Flies, like humans, can show signs of brain degeneration as they reach old age. Affected insects possess gene mutations, which lead to shaking and difficulty walking as brain function is lost. By looking for early warning signs in the brains of these insects, scientists hope to improve early detection of human neurodegenerative diseases, such as Huntington’s and Parkinson’s. However, flies’ brains are delicate, and the traditional way of imaging them – preparing thin slices of the organ to view under a microscope – is laborious and requires great precision. Scientists have found a neat way to overcome this. By simply bleaching the fly’s dark pigmentation they can take images through the intact head (shown above) to the brain underneath.
Written by Manisha Lalloo

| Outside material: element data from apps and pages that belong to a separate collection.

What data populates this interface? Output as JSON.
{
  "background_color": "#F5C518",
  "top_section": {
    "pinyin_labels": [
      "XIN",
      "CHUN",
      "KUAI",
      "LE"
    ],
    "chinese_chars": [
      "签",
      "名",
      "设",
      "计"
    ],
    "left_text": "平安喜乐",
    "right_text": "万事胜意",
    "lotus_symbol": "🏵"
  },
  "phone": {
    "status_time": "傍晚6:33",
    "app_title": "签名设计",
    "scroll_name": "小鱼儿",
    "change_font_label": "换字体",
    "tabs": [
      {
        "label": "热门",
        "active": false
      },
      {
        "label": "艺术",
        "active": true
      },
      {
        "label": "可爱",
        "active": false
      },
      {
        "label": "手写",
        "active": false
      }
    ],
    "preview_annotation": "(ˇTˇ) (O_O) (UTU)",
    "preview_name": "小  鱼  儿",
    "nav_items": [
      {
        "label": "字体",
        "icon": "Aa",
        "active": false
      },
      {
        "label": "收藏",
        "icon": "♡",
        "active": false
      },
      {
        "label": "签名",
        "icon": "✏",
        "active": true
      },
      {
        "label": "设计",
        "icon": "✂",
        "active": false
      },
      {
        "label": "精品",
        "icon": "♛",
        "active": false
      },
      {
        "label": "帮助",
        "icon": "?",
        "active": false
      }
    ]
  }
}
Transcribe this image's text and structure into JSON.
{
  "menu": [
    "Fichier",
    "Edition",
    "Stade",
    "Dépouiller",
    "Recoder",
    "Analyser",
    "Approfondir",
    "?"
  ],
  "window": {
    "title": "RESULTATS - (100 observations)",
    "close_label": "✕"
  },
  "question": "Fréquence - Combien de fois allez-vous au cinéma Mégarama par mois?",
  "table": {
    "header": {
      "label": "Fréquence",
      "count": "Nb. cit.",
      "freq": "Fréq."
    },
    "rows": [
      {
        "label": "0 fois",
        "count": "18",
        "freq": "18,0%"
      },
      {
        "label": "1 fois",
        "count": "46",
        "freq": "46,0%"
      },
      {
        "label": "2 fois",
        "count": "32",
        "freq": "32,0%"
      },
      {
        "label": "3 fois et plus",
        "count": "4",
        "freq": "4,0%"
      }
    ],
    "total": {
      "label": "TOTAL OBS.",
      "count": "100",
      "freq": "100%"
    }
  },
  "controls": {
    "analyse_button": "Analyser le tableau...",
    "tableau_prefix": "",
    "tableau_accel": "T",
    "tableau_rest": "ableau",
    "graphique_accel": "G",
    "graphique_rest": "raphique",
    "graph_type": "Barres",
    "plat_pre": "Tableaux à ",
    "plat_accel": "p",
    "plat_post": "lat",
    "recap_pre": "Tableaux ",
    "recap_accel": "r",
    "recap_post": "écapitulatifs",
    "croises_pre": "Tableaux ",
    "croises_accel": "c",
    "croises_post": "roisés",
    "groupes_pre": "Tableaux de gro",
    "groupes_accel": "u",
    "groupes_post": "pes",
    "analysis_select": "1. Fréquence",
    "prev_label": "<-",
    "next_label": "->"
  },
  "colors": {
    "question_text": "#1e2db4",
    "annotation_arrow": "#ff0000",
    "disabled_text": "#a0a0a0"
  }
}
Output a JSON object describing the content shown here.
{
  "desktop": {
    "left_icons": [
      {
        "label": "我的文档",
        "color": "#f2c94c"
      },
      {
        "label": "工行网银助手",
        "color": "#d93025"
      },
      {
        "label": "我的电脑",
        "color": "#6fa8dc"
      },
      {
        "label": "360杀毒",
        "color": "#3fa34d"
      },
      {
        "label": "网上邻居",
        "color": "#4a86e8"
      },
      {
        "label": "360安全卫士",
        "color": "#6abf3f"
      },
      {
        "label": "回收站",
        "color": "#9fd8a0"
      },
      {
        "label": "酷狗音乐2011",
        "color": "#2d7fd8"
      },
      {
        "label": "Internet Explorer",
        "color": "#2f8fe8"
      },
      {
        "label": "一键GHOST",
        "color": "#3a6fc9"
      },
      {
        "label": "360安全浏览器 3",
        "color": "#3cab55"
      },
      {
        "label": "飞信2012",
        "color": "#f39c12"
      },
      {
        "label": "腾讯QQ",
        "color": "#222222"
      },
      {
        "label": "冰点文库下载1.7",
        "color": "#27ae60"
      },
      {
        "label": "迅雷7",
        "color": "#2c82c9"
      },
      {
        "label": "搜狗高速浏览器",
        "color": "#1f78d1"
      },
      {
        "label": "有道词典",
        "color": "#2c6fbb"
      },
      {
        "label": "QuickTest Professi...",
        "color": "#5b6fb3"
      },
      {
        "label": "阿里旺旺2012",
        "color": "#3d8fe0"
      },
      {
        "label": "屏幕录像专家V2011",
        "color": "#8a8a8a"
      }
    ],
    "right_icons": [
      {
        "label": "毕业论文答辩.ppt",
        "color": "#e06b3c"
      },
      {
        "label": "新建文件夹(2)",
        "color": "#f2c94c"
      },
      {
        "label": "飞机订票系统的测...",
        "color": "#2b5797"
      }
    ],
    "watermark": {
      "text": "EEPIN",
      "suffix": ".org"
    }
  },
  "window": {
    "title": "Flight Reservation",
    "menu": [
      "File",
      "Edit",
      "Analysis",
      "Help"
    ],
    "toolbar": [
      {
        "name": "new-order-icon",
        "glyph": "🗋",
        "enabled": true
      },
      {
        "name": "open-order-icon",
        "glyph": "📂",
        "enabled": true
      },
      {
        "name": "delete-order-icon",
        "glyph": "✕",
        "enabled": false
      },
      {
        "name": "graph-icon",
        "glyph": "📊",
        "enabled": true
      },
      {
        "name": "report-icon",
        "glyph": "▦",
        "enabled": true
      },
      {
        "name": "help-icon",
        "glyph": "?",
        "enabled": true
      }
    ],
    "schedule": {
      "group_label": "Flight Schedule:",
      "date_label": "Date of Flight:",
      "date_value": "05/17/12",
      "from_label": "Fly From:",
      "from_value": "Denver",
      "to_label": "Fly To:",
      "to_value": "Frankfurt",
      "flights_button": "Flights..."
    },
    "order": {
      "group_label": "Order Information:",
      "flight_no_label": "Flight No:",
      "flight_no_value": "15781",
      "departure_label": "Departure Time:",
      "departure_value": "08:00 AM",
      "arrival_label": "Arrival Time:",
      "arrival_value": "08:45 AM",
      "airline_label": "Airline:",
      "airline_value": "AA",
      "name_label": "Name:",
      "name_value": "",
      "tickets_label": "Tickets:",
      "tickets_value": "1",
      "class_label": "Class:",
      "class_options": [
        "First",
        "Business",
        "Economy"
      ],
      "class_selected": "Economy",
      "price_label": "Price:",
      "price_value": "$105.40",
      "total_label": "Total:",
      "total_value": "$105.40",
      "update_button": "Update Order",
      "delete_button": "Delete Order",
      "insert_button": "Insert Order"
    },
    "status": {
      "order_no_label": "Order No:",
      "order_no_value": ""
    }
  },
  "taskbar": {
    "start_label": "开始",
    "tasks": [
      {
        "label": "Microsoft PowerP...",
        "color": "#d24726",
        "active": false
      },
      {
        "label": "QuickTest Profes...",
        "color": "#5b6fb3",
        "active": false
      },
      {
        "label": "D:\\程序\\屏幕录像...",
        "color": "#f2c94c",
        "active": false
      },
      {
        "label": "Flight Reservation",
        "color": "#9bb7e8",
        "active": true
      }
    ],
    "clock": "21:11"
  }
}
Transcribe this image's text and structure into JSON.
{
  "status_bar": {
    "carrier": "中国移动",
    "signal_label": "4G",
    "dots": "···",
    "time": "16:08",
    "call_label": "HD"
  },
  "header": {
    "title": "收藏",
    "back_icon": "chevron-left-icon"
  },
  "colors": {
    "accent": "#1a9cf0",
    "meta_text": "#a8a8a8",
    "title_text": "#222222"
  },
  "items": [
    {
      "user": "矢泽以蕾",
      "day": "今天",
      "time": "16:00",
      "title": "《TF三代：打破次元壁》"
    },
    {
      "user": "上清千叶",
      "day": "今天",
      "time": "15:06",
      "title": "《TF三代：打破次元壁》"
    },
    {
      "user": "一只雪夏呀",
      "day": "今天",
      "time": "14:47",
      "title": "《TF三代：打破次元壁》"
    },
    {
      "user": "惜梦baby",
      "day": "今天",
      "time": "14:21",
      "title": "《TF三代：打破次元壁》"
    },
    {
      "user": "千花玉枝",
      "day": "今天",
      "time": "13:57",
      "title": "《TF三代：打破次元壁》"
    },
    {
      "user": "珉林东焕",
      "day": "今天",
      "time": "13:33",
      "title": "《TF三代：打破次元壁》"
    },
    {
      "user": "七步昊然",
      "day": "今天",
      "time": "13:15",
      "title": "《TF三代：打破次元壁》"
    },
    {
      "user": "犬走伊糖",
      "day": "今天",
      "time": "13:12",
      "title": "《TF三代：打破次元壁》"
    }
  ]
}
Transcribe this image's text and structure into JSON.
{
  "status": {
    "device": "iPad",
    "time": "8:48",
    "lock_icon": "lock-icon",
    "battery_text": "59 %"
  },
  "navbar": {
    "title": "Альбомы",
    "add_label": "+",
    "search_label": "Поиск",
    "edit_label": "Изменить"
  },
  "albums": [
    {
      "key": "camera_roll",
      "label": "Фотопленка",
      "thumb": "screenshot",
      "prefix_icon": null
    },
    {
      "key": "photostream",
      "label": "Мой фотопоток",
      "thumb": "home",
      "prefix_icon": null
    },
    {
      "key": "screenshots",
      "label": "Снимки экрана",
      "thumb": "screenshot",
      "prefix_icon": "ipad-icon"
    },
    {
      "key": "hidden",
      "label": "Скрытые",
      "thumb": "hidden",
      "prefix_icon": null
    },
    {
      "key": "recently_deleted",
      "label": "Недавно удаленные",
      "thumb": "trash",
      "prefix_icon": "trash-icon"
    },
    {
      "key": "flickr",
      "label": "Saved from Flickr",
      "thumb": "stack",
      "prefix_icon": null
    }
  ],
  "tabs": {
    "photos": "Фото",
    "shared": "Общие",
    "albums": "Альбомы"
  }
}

BPoD stands for Biomedical Picture of the Day. Managed by the MRC London Institute of Medical Sciences (the new name for the MRC Clinical Sciences Centre) the website aims to engage everyone, young and old, in the wonders of biomedicine. Images are kindly provided for inclusion on this website through the generosity of scientists across the globe.